| DATASET ENTRIES |
● ● ● ● ● ● ●

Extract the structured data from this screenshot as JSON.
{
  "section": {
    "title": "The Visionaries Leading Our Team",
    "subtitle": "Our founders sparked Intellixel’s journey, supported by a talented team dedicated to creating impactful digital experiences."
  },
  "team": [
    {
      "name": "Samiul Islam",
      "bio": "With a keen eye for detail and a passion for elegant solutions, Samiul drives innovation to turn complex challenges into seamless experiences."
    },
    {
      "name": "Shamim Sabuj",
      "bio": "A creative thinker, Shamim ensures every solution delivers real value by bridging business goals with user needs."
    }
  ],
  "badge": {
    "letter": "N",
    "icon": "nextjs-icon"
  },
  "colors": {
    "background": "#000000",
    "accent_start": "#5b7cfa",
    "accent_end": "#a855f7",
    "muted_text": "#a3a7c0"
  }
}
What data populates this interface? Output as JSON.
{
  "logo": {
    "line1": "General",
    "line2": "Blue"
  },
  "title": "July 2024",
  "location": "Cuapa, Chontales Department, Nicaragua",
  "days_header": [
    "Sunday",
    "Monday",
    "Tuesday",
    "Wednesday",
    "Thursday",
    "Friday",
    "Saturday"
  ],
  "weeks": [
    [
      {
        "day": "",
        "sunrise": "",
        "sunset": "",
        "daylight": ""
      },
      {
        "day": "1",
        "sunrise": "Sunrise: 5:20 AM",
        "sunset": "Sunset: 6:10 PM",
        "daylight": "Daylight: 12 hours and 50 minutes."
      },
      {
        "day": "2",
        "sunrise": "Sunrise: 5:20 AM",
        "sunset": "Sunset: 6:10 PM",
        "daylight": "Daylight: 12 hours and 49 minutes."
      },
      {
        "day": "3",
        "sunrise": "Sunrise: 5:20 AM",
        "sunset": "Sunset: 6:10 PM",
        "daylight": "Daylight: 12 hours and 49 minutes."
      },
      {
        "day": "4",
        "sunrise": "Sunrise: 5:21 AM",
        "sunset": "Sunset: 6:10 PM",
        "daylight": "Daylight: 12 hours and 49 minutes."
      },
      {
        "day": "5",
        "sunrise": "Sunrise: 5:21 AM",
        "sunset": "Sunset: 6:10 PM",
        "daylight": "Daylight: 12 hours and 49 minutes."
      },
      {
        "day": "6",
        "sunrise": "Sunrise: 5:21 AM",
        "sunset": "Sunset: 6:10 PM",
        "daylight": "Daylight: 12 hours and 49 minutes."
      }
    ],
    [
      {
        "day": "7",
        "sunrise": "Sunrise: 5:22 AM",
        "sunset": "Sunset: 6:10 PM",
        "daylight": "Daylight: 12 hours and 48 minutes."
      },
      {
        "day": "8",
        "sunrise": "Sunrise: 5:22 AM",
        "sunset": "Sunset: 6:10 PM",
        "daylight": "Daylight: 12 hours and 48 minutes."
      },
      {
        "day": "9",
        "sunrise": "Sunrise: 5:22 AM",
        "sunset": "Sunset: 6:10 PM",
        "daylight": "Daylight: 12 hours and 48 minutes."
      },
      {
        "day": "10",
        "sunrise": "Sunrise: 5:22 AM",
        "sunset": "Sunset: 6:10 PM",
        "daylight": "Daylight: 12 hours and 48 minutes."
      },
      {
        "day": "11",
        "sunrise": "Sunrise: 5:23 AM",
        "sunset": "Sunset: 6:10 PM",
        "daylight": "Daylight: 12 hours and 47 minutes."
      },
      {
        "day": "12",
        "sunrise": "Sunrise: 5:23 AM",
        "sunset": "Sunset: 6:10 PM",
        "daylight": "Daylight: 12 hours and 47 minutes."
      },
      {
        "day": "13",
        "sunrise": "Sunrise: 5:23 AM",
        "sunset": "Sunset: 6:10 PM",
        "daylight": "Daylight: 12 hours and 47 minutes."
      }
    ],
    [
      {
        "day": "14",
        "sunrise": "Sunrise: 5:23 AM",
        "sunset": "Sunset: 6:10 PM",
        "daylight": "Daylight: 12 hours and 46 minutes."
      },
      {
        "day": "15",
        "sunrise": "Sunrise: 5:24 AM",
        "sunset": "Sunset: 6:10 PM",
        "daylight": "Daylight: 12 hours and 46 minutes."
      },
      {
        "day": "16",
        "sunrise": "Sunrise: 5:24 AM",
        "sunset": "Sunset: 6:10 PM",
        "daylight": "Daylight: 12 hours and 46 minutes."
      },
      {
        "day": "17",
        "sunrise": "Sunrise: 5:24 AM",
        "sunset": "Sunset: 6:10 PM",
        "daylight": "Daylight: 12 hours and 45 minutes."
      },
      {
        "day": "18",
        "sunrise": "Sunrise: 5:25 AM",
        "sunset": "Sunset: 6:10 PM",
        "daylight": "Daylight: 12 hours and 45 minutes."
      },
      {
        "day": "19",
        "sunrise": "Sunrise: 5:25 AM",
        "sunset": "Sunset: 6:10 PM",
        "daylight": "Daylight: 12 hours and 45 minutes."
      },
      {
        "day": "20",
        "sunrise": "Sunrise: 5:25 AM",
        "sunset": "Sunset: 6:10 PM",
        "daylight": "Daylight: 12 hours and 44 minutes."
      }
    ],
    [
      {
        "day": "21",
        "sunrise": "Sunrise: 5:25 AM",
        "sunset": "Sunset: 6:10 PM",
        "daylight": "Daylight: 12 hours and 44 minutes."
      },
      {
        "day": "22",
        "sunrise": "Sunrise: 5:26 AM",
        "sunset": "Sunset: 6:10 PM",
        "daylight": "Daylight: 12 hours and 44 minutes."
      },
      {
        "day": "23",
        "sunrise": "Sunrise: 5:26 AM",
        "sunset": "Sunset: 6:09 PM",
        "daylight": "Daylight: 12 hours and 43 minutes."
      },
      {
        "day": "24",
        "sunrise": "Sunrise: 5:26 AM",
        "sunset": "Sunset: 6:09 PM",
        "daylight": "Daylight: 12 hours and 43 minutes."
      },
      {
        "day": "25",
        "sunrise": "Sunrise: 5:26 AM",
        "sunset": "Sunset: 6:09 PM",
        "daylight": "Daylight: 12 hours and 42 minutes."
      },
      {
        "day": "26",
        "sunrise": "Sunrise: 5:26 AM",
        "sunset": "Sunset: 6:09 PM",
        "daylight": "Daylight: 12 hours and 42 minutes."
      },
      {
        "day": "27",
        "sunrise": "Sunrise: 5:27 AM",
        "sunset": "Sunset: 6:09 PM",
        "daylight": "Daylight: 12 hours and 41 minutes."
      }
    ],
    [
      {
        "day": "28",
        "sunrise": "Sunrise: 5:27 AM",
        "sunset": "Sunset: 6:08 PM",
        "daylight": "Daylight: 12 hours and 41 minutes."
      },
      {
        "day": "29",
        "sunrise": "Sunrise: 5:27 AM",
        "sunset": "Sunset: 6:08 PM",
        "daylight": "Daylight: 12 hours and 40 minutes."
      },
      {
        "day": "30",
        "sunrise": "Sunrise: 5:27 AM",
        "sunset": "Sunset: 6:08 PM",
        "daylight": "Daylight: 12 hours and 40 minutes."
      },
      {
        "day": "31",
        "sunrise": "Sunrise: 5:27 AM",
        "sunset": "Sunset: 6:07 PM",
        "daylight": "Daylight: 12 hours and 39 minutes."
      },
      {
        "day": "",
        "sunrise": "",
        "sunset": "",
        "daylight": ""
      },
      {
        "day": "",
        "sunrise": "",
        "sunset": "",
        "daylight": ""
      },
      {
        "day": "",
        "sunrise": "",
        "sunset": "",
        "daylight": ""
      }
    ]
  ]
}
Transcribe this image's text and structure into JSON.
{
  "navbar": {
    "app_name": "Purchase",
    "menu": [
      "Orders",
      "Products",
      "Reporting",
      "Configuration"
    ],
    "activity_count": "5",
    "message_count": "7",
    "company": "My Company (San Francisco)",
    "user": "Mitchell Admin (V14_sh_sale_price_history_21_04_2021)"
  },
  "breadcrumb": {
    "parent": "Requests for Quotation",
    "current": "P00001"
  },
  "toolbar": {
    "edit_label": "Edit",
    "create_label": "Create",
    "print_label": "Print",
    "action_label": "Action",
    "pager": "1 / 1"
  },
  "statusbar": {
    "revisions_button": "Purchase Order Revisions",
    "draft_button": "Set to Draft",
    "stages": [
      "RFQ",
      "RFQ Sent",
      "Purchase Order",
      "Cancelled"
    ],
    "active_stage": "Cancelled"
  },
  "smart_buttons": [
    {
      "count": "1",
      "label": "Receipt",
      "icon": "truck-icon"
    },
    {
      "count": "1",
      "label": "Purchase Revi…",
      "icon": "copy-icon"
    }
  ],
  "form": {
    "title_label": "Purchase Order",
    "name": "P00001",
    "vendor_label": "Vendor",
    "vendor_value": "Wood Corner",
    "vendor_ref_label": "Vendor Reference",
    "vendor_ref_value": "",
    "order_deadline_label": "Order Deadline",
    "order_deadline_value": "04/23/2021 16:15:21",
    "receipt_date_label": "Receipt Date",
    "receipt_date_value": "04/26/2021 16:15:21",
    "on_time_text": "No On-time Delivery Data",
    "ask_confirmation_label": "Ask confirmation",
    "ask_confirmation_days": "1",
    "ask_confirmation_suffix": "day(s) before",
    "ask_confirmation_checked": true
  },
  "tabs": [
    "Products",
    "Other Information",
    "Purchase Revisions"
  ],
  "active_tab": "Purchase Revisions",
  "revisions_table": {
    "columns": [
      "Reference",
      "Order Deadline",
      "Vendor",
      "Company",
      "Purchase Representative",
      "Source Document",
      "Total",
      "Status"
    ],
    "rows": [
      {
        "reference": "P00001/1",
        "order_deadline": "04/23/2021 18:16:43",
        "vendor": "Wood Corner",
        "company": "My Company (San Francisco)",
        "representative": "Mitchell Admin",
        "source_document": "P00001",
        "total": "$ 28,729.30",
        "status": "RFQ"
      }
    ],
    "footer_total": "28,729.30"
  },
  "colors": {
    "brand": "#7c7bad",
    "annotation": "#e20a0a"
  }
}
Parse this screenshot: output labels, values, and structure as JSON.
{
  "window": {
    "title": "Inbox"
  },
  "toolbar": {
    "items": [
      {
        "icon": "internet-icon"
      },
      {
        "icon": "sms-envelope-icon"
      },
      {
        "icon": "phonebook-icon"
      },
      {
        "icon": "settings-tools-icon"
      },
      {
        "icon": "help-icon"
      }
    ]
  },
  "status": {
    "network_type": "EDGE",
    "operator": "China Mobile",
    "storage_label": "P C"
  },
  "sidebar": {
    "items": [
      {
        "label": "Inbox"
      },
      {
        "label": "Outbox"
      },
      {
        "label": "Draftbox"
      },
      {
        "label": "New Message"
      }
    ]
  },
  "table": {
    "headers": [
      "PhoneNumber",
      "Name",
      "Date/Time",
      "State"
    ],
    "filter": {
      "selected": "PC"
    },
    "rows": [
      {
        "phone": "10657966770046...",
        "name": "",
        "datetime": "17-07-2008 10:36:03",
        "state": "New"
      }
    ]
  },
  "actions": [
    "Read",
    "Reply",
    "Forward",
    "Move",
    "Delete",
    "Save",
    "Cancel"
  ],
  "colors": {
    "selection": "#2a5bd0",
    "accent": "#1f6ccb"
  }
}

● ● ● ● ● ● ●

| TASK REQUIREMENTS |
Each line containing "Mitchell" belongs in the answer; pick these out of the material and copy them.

| RESULT OF THE TASK |
    "user": "Mitchell Admin (V14_sh_sale_price_history_21_04_2021)"
        "representative": "Mitchell Admin",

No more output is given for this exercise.